Urinary and blood hormonal profiles were studied throughout a monthly cycle in a patient with familial breast cancer. Two comparison cohorts (one high-risk and one low-risk) were studied concurrently. Findings disclosed that our breast cancer-affected patient showed a distinctive hormonal pattern characterized by significant elevation throughout the cycle of plasma estrone, estradiol, and prolactin. Save for a depression in plasma FSH in the early follicular phase, this hormone, as well as LH and progesterone patterns in our patient, were similar to the comparison cohorts. Urinary estrone and estradiol patterns in our patient were elevated early in the follicular phase. Our patient also showed a depression in urinary estrone, estradiol, and estriol following ovulation, which persisted throughout the luteal phase. Blood and urinary hormone patterns in the high-risk cohort were not demonstrably different from the low-risk cohort, with the exception of plasma prolactin. The results on the latter hormone showed an unexpected significant depression throughout most of the menstrual cycle in this low-risk cohort. We conclude that estrone and estradiol elevations, as clearly evidenced in out breast cancer-affected patient, may provide clues that ultimately might be used as an etiologic discriminant for breast cancer risk and which may also play a pathogenic role in this disease. Since this involved a single patient, our conclusions must be interpreted cautiously.
|Original language||English (US)|

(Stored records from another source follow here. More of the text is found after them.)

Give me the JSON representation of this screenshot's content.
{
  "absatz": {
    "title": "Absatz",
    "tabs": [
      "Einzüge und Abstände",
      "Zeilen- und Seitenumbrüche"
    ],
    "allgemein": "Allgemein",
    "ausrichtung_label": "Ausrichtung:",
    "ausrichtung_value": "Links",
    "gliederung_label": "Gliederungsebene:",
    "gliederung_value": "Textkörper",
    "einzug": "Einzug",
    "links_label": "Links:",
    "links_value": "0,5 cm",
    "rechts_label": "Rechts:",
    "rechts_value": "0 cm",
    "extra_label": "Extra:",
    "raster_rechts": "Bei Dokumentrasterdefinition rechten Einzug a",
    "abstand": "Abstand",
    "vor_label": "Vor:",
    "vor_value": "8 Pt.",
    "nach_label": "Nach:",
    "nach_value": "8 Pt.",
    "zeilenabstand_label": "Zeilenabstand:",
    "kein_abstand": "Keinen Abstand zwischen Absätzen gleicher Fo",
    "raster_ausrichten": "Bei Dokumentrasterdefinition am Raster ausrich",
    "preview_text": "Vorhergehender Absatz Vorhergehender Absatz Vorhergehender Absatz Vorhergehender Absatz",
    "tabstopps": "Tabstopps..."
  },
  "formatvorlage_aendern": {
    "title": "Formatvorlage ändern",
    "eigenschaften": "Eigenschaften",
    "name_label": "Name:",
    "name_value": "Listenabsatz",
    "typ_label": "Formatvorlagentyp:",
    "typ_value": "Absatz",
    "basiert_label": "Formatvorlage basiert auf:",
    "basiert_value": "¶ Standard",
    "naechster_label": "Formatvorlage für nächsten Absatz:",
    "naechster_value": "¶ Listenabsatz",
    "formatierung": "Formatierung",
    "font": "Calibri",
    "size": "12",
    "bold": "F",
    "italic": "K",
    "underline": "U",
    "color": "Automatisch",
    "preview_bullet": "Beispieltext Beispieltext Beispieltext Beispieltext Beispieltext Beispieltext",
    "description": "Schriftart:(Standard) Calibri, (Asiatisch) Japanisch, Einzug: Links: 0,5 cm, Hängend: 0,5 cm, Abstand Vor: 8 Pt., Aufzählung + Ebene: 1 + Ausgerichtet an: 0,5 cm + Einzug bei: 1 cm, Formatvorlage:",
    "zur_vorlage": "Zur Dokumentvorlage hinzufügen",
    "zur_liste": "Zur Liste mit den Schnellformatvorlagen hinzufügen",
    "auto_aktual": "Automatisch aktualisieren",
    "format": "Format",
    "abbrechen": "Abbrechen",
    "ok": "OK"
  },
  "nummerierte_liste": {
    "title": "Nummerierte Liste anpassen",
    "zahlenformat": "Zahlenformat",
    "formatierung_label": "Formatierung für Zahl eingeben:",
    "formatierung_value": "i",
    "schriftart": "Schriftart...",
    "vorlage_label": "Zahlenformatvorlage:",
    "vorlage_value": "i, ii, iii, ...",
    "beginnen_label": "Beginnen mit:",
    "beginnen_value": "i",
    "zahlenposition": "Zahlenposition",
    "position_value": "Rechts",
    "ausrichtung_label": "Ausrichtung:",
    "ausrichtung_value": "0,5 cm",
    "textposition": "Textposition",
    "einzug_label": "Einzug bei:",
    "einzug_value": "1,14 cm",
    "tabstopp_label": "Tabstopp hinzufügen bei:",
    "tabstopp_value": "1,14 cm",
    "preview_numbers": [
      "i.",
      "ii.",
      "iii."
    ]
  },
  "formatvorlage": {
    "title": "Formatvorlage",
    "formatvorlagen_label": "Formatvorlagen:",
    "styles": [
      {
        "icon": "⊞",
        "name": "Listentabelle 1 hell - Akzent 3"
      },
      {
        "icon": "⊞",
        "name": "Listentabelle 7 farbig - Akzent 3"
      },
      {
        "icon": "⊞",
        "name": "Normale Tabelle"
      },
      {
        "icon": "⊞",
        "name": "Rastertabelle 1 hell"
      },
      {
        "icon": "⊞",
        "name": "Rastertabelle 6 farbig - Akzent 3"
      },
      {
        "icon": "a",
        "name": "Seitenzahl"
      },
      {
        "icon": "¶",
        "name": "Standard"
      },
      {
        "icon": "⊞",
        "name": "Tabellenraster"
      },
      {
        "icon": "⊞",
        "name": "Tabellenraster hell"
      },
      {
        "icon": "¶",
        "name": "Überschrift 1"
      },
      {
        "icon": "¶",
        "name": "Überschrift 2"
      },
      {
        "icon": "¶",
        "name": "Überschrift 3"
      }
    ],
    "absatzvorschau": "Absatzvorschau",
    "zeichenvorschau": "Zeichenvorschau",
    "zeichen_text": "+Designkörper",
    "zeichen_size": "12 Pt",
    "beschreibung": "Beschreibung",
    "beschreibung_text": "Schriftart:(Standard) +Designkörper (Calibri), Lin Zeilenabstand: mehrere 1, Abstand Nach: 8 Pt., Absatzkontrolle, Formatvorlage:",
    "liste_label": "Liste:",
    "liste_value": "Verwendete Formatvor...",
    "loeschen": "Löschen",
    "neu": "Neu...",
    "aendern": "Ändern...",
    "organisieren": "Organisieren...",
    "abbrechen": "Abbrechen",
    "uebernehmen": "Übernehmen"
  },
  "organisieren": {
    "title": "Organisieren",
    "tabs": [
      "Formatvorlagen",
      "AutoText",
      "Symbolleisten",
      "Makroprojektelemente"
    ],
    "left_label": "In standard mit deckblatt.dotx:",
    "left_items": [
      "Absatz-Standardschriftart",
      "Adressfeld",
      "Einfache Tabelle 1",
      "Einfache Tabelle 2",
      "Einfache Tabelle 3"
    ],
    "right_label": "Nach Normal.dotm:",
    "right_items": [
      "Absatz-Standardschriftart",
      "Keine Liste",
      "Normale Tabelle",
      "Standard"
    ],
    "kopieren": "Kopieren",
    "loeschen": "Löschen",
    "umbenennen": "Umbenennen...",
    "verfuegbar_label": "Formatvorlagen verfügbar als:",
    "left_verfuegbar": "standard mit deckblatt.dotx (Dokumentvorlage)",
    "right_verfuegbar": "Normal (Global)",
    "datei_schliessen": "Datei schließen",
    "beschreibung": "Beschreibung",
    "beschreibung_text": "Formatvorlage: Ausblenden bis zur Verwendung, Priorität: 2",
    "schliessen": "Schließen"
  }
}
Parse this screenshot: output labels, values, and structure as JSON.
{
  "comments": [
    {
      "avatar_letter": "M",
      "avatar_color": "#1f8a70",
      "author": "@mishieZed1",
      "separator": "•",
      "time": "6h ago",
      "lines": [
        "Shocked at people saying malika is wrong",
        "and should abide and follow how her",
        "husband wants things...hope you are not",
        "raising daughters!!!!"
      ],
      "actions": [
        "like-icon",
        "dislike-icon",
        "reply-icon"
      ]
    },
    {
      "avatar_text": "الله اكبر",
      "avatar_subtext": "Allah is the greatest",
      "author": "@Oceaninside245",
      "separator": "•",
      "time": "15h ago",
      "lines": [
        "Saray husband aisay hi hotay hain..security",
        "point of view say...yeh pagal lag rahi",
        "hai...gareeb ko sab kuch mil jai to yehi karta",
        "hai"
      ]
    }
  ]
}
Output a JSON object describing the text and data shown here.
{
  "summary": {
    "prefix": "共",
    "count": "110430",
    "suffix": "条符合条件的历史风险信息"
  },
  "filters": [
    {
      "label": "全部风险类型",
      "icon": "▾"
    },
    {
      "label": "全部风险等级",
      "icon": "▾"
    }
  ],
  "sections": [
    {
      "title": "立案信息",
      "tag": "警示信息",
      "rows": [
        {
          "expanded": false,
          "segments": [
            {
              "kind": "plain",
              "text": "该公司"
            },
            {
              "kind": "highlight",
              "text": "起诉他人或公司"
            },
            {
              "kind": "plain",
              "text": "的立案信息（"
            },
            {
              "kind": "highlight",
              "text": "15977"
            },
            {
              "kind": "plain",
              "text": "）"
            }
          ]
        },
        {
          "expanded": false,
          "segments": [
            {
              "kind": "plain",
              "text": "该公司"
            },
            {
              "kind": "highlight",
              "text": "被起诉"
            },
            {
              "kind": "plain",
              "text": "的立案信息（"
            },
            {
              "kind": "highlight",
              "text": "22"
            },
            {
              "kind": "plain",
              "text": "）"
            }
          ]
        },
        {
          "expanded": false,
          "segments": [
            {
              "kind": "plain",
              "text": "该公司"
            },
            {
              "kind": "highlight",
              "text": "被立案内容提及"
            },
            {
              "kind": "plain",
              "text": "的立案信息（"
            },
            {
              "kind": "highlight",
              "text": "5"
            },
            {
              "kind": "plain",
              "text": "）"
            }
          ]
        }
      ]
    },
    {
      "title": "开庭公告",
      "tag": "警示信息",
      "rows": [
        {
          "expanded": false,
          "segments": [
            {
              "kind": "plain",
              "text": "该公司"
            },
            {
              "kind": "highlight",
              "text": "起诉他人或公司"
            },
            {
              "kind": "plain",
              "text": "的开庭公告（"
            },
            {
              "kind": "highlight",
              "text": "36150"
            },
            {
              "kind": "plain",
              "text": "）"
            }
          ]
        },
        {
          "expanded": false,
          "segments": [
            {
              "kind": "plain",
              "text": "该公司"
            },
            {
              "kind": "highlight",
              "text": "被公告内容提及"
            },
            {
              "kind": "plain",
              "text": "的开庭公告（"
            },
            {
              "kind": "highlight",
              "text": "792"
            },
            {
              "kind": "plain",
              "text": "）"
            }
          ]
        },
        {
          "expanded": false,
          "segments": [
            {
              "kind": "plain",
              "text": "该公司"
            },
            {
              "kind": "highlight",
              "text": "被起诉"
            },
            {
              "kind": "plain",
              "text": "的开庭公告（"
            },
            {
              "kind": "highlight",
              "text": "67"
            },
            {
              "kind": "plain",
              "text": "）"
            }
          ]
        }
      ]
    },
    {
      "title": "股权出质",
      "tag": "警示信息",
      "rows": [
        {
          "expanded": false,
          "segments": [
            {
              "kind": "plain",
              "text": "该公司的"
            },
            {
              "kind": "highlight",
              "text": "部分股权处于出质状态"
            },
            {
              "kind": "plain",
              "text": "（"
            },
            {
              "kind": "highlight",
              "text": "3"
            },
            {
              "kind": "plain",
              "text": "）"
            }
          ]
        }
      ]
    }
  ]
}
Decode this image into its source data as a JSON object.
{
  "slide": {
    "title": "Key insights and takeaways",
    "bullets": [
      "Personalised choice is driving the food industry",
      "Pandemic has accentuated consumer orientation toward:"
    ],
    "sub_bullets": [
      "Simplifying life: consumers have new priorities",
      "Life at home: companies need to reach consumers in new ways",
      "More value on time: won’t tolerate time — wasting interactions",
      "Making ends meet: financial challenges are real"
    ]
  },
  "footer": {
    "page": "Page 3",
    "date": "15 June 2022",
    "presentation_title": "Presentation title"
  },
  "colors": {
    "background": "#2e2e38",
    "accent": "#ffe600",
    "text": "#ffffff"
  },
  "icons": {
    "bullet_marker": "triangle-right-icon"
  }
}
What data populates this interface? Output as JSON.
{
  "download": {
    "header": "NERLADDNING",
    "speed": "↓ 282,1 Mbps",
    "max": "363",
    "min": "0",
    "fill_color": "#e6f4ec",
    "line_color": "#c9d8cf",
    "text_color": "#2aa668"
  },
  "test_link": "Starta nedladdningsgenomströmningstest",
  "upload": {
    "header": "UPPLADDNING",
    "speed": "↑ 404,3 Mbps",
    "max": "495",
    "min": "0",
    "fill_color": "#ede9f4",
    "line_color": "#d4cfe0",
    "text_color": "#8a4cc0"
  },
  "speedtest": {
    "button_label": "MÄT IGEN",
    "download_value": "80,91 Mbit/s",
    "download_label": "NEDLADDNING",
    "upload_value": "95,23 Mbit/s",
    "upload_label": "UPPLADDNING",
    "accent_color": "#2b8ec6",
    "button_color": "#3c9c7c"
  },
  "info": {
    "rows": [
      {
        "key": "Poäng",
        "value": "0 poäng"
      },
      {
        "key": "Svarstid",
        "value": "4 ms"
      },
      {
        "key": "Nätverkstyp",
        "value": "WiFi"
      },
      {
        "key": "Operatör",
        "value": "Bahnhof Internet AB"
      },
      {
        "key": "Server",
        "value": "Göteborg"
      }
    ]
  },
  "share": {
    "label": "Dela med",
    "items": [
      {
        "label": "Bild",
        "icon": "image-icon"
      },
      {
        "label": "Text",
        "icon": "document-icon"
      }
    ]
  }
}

|Number of pages||10|
|State||Published - Nov 1979|
All Science Journal Classification (ASJC) codes
- Cancer Research